Each record below should be output verbatim, without pictures.

## Materials provided
------------------------------------------------------------

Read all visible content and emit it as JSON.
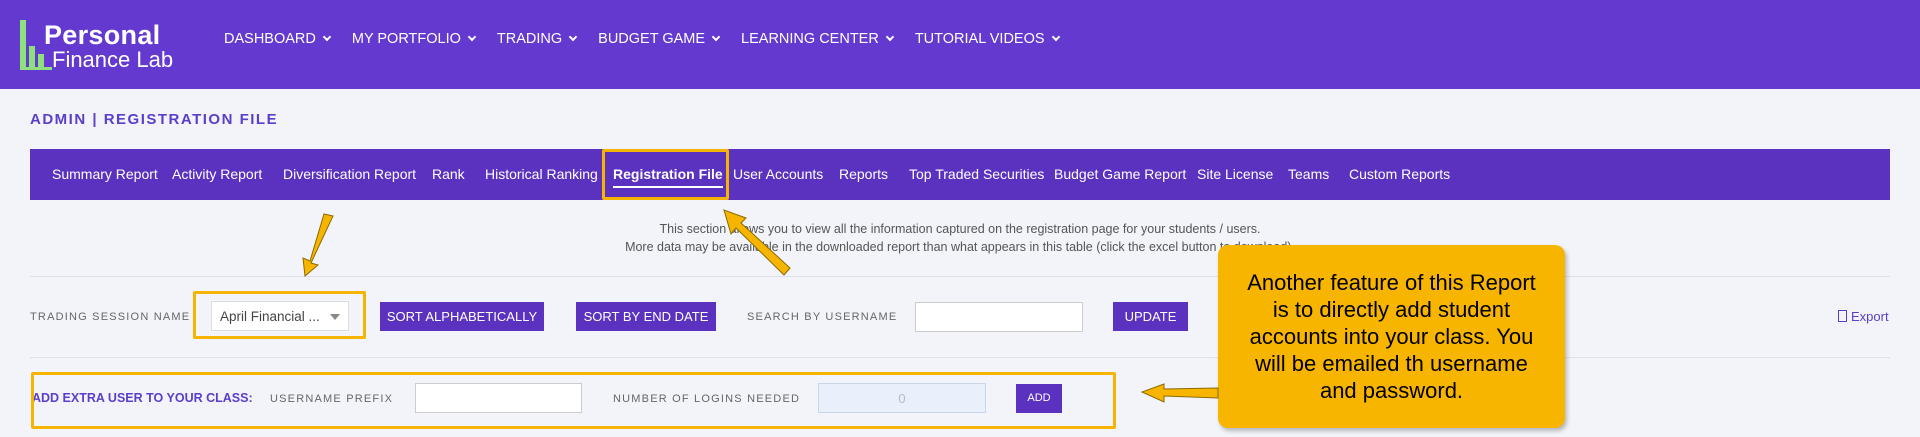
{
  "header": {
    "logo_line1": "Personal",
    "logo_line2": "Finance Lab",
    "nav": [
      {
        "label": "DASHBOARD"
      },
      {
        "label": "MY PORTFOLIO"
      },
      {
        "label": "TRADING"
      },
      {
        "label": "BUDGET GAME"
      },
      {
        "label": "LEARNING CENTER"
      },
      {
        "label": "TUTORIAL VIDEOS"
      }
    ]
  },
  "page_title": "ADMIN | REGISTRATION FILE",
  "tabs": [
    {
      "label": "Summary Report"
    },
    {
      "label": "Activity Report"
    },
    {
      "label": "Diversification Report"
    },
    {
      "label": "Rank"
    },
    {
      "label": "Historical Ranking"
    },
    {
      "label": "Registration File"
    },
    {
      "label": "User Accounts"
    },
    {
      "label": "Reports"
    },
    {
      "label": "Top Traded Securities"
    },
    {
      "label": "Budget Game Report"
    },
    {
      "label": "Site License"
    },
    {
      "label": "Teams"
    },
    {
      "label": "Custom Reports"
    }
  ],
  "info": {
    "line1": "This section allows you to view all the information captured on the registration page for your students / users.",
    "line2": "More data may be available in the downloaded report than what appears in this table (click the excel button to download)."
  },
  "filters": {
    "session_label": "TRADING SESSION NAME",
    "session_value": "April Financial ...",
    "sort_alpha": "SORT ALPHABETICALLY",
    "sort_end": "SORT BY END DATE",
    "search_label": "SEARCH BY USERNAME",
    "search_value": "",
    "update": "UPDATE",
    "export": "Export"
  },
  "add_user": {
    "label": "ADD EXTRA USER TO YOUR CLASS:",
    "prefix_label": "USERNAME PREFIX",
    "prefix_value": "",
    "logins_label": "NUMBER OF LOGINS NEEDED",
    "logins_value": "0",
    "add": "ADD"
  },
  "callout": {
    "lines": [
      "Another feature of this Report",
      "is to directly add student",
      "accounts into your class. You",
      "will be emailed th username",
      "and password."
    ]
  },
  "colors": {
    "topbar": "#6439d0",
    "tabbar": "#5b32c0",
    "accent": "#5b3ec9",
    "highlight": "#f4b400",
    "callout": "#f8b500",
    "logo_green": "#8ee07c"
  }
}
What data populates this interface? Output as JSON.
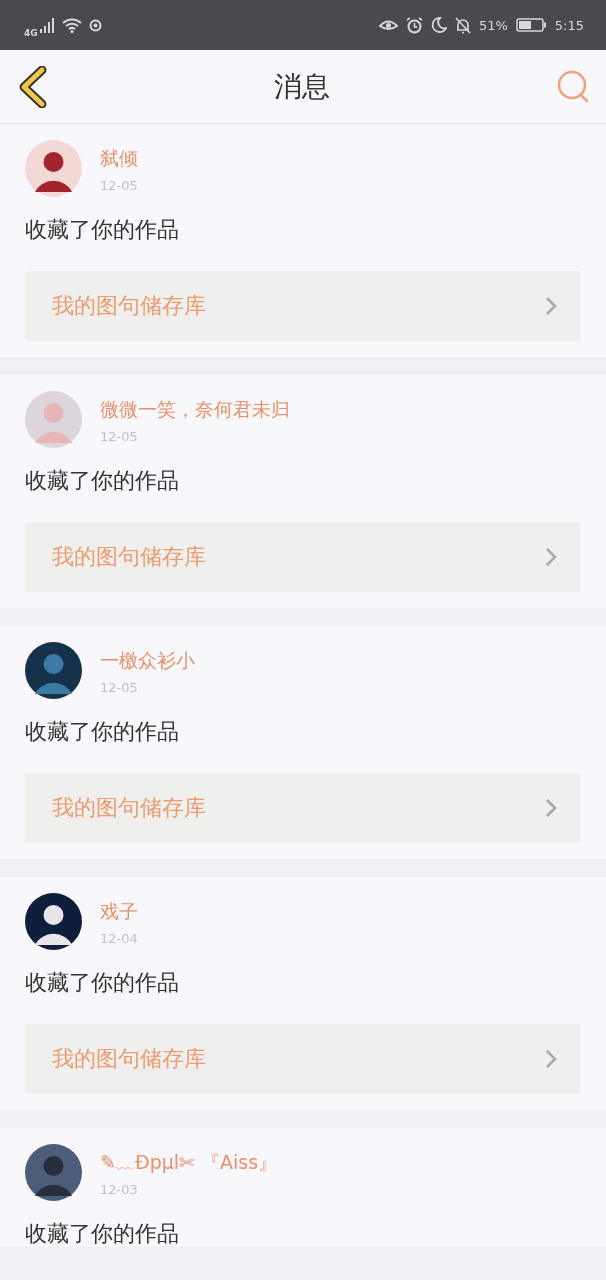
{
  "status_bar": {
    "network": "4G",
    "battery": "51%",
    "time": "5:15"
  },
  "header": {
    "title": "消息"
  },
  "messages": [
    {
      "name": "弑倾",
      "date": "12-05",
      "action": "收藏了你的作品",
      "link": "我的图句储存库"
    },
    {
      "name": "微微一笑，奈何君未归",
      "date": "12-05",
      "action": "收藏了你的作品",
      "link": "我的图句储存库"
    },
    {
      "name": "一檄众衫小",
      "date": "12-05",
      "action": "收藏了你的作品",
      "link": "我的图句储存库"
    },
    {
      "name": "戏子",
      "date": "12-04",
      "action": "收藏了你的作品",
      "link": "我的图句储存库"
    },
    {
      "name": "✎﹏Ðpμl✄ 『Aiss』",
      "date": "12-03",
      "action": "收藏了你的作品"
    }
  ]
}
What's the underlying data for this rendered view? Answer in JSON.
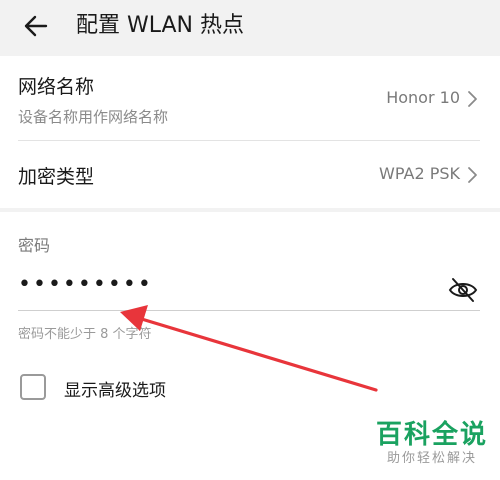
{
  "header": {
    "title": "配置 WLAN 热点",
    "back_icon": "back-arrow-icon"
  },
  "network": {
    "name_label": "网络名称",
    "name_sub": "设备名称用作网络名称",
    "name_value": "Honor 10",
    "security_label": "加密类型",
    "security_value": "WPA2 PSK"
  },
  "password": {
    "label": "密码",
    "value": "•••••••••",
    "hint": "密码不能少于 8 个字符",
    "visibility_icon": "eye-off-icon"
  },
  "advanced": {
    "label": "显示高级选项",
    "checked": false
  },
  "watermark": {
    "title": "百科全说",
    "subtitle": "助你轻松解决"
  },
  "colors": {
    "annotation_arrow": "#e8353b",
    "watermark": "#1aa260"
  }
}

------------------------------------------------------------

## Solution to the exercise
Read all visible content and emit it as JSON.
{
  "header": {
    "logo_line1": "Personal",
    "logo_line2": "Finance Lab",
    "nav": [
      {
        "label": "DASHBOARD"
      },
      {
        "label": "MY PORTFOLIO"
      },
      {
        "label": "TRADING"
      },
      {
        "label": "BUDGET GAME"
      },
      {
        "label": "LEARNING CENTER"
      },
      {
        "label": "TUTORIAL VIDEOS"
      }
    ]
  },
  "page_title": "ADMIN | REGISTRATION FILE",
  "tabs": [
    {
      "label": "Summary Report"
    },
    {
      "label": "Activity Report"
    },
    {
      "label": "Diversification Report"
    },
    {
      "label": "Rank"
    },
    {
      "label": "Historical Ranking"
    },
    {
      "label": "Registration File"
    },
    {
      "label": "User Accounts"
    },
    {
      "label": "Reports"
    },
    {
      "label": "Top Traded Securities"
    },
    {
      "label": "Budget Game Report"
    },
    {
      "label": "Site License"
    },
    {
      "label": "Teams"
    },
    {
      "label": "Custom Reports"
    }
  ],
  "info": {
    "line1": "This section allows you to view all the information captured on the registration page for your students / users.",
    "line2": "More data may be available in the downloaded report than what appears in this table (click the excel button to download)."
  },
  "filters": {
    "session_label": "TRADING SESSION NAME",
    "session_value": "April Financial ...",
    "sort_alpha": "SORT ALPHABETICALLY",
    "sort_end": "SORT BY END DATE",
    "search_label": "SEARCH BY USERNAME",
    "search_value": "",
    "update": "UPDATE",
    "export": "Export"
  },
  "add_user": {
    "label": "ADD EXTRA USER TO YOUR CLASS:",
    "prefix_label": "USERNAME PREFIX",
    "prefix_value": "",
    "logins_label": "NUMBER OF LOGINS NEEDED",
    "logins_value": "0",
    "add": "ADD"
  },
  "callout": {
    "lines": [
      "Another feature of this Report",
      "is to directly add student",
      "accounts into your class. You",
      "will be emailed th username",
      "and password."
    ]
  },
  "colors": {
    "topbar": "#6439d0",
    "tabbar": "#5b32c0",
    "accent": "#5b3ec9",
    "highlight": "#f4b400",
    "callout": "#f8b500",
    "logo_green": "#8ee07c"
  }
}
What data populates this interface? Output as JSON.
{
  "status_bar": {
    "network": "4G",
    "battery": "51%",
    "time": "5:15"
  },
  "header": {
    "title": "消息"
  },
  "messages": [
    {
      "name": "弑倾",
      "date": "12-05",
      "action": "收藏了你的作品",
      "link": "我的图句储存库"
    },
    {
      "name": "微微一笑，奈何君未归",
      "date": "12-05",
      "action": "收藏了你的作品",
      "link": "我的图句储存库"
    },
    {
      "name": "一檄众衫小",
      "date": "12-05",
      "action": "收藏了你的作品",
      "link": "我的图句储存库"
    },
    {
      "name": "戏子",
      "date": "12-04",
      "action": "收藏了你的作品",
      "link": "我的图句储存库"
    },
    {
      "name": "✎﹏Ðpμl✄ 『Aiss』",
      "date": "12-03",
      "action": "收藏了你的作品"
    }
  ]
}
What's the underlying data for this rendered view? Answer in JSON.
{
  "header": {
    "title": "配置 WLAN 热点",
    "back_icon": "back-arrow-icon"
  },
  "network": {
    "name_label": "网络名称",
    "name_sub": "设备名称用作网络名称",
    "name_value": "Honor 10",
    "security_label": "加密类型",
    "security_value": "WPA2 PSK"
  },
  "password": {
    "label": "密码",
    "value": "•••••••••",
    "hint": "密码不能少于 8 个字符",
    "visibility_icon": "eye-off-icon"
  },
  "advanced": {
    "label": "显示高级选项",
    "checked": false
  },
  "watermark": {
    "title": "百科全说",
    "subtitle": "助你轻松解决"
  },
  "colors": {
    "annotation_arrow": "#e8353b",
    "watermark": "#1aa260"
  }
}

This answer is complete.